| Problem details |
Search the entries below for the word "すべてを非表示", then copy each line in which it is found.

| Records shown |
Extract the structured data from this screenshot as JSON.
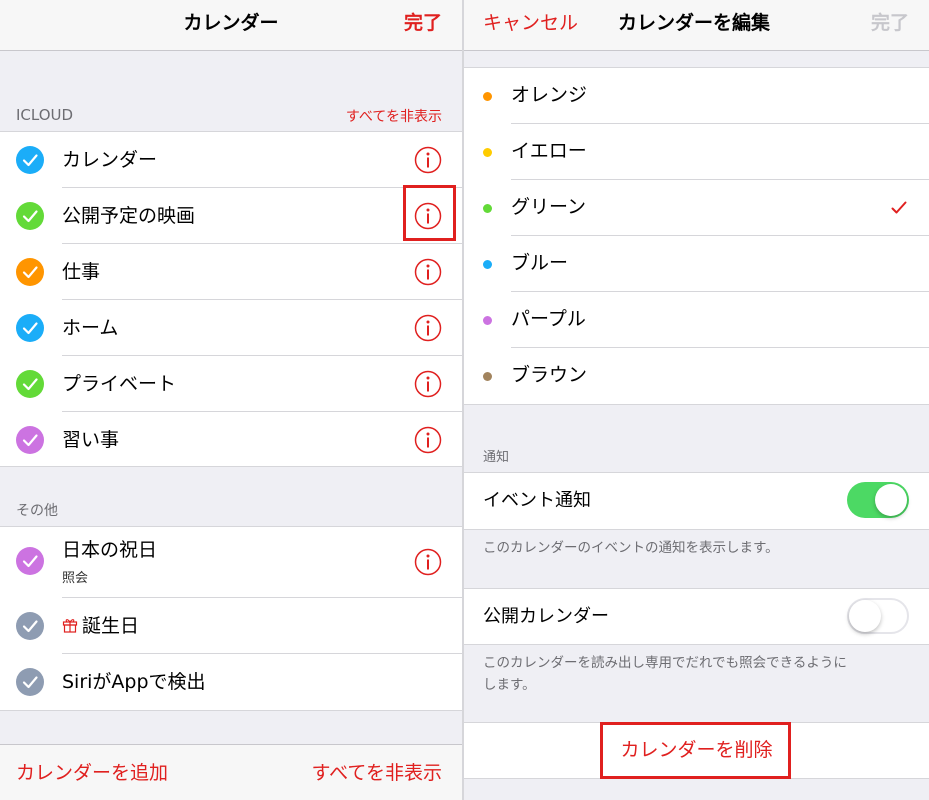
{
  "left": {
    "nav": {
      "title": "カレンダー",
      "done_label": "完了"
    },
    "icloud_section": {
      "header": "ICLOUD",
      "hide_all_label": "すべてを非表示",
      "items": [
        {
          "label": "カレンダー",
          "color": "#1badf8"
        },
        {
          "label": "公開予定の映画",
          "color": "#63da38"
        },
        {
          "label": "仕事",
          "color": "#ff9500"
        },
        {
          "label": "ホーム",
          "color": "#1badf8"
        },
        {
          "label": "プライベート",
          "color": "#63da38"
        },
        {
          "label": "習い事",
          "color": "#cc73e1"
        }
      ]
    },
    "other_section": {
      "header": "その他",
      "items": [
        {
          "label": "日本の祝日",
          "subtitle": "照会",
          "color": "#cc73e1"
        },
        {
          "label": "誕生日",
          "color": "#8e9cb2",
          "icon": "gift-icon"
        },
        {
          "label": "SiriがAppで検出",
          "color": "#8e9cb2"
        }
      ]
    },
    "toolbar": {
      "add_label": "カレンダーを追加",
      "hide_all_label": "すべてを非表示"
    }
  },
  "right": {
    "nav": {
      "cancel_label": "キャンセル",
      "title": "カレンダーを編集",
      "done_label": "完了"
    },
    "colors": [
      {
        "label": "オレンジ",
        "color": "#ff9500"
      },
      {
        "label": "イエロー",
        "color": "#ffcc00"
      },
      {
        "label": "グリーン",
        "color": "#63da38",
        "selected": true
      },
      {
        "label": "ブルー",
        "color": "#1badf8"
      },
      {
        "label": "パープル",
        "color": "#cc73e1"
      },
      {
        "label": "ブラウン",
        "color": "#a2845e"
      }
    ],
    "notify_section": {
      "header": "通知",
      "event_notify_label": "イベント通知",
      "event_notify_on": true,
      "event_notify_footnote": "このカレンダーのイベントの通知を表示します。"
    },
    "public_section": {
      "label": "公開カレンダー",
      "on": false,
      "footnote_line1": "このカレンダーを読み出し専用でだれでも照会できるように",
      "footnote_line2": "します。"
    },
    "delete_label": "カレンダーを削除"
  },
  "theme": {
    "accent": "#e0201f",
    "toggle_on": "#4cd964",
    "disabled": "#c7c7cc"
  }
}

| Exercise answer |
      "hide_all_label": "すべてを非表示",
      "hide_all_label": "すべてを非表示"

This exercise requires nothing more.